Of the entries below, copy only those lines that contain the word "value".

Interface dataset entries:
----

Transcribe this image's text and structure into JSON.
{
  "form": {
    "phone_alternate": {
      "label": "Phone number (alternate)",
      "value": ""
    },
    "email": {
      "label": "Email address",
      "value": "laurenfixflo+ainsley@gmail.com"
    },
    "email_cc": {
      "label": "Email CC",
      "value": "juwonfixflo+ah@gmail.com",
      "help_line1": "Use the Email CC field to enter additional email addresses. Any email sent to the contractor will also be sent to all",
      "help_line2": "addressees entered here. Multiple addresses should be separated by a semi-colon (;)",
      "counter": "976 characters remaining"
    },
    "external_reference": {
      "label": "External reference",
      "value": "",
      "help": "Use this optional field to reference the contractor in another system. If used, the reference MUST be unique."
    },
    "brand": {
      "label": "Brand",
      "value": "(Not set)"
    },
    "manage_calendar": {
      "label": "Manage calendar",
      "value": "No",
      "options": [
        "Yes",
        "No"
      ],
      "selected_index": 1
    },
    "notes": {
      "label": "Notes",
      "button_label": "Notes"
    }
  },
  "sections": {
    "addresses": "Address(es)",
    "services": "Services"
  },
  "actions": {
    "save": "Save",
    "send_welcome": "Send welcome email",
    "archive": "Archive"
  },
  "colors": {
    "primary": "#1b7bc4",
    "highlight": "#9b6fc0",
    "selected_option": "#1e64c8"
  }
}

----

### Exercise answer
      "value": ""
      "value": "laurenfixflo+ainsley@gmail.com"
      "value": "juwonfixflo+ah@gmail.com",
      "value": "",
      "value": "(Not set)"
      "value": "No",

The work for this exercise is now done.